. See 02.02.18 Mishnah, 02.02.16, and Oral Tradition 02.02.20.
. The weight of 114 pounds is based upon Exodus 30:13, which may have changed by the first century. Vine, “Talent.” Vine’s Complete Expository Dictionary. 2:617.
. Appendix 20.
. Gilbrant, “Matthew.” 389.
. Bullinger, Figures of Speech Used in the Bible. 423.
. Josephus, Antiquities 17.11.4 (320)
. Geikie, The Life and Words of Christ. 1:353-54; 2:629-38.
. Ex. 22:3; Lev. 25:39, 47; 2 Kg. 4:1; Neh. 5:5; Isa. 50:1.
. Gilbrant, “Matthew.” 389.

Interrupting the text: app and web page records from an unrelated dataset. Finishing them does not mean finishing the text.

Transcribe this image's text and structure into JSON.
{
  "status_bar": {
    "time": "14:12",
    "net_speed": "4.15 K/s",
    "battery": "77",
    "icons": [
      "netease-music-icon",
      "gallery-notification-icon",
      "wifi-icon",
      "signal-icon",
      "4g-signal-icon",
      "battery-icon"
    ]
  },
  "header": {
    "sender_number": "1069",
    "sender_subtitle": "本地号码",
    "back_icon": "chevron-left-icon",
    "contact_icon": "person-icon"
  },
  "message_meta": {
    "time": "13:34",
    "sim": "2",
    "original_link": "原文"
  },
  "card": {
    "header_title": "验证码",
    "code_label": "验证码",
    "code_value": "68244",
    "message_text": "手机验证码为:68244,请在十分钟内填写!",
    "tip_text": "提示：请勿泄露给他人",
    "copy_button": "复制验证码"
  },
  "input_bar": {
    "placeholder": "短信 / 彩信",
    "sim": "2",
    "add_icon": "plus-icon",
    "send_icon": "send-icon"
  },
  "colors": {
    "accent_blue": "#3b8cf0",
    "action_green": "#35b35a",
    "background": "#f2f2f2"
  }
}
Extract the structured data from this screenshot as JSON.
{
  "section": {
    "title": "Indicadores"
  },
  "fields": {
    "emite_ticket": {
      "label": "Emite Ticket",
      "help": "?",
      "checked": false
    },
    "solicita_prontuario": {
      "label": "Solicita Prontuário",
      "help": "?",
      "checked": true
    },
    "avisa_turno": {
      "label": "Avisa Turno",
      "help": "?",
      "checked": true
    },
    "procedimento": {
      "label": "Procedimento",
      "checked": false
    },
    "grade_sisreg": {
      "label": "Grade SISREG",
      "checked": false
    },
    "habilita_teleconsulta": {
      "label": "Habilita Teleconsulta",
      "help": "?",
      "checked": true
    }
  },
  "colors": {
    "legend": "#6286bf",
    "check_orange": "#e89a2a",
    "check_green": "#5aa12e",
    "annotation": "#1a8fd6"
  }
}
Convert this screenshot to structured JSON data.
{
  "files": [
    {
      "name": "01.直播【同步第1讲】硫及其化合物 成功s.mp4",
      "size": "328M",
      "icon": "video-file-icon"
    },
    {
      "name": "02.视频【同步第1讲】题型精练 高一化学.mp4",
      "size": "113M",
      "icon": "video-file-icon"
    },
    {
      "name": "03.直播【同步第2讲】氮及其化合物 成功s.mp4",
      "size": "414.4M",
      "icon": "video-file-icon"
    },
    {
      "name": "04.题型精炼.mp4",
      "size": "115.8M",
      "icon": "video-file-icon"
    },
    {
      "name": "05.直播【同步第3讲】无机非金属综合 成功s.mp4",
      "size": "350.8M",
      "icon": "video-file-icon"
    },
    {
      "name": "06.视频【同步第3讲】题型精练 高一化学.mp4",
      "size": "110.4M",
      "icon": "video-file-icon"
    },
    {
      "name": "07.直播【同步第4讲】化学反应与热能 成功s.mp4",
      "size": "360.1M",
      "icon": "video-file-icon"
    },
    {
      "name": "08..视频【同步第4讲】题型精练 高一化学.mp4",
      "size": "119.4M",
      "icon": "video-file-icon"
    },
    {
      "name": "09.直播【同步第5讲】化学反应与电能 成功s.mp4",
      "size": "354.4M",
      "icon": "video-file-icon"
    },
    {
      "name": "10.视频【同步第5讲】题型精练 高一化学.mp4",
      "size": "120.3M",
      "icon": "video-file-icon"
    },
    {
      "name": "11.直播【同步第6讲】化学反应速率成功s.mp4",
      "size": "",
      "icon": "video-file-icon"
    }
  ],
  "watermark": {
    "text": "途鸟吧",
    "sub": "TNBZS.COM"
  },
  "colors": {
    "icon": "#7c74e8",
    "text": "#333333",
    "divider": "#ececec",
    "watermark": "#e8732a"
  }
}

. God hates slavery, but it was part of the human predicament, which is why He permitted slavery for a limited duration of seven years (Ex. 21:2 ff.; Deut. 15:12). In Amos 2:6 He brought judgment upon Israel for the enslavement of its own people. The way the Apostle Paul dealt with Philemon, demonstrates how God changed the slavery-based economy by changing the hearts of men.
. Mishnah, Rosh ha-Shanah 1.7.
. See “Bitter Waters” in Appendix 26.
. Mishnah, Eduyoth 5.6.
. Jeremias, Jerusalem in the Time of Jesus. 346.
. Lam. R. 1.13 on 1.1, Son. 1.12, 78; Jeremias, Jerusalem in the Time of Jesus. 313-15.
. Moseley, Yeshua: A Guide to the Real Jesus and the Original Church. 119; Lang, Know the Words of Jesus. 249.
. In Luke 19:1-10, Zacchaeus told Jesus he would repay anyone he cheated four times. See. 12.04.06 as this was the observed biblical standard in the days of Jesus.
. The punishment was “illegal” from a Jewish perspective since it did not follow the Mosaic code.
. Because the Jews experienced slavery and thankfulness was one (# 10) of their Eighteen Benedictions, for a Jew to unjustly call another Jews “a slave,” could subject him to excommunication from the synagogue. See Geikie, The Life and Words of Christ. 2:304.
. Bailey, Jesus through Eastern Eyes. 252.
. Taylor, “Debt, Debtor.” 61-62.
. Marcus Tullius Cicero, Pro Cluentio (In Defense of Aulus Cluentius), 21. The writings of Cicero (107-44 B.C.) pertain to the records of the Roman province of Syria, of which Israel was a part.
. The phrase “twisted neck” refers to holding one by the throat in some manner and forcing him to stand before a judge. A similar statement was made by Cicero in his work In C. Verrem, 4:10 (In Defence of Gaius Verres) written in 70 B.C.
. Geikie, The Life and Words of Christ. 2:637.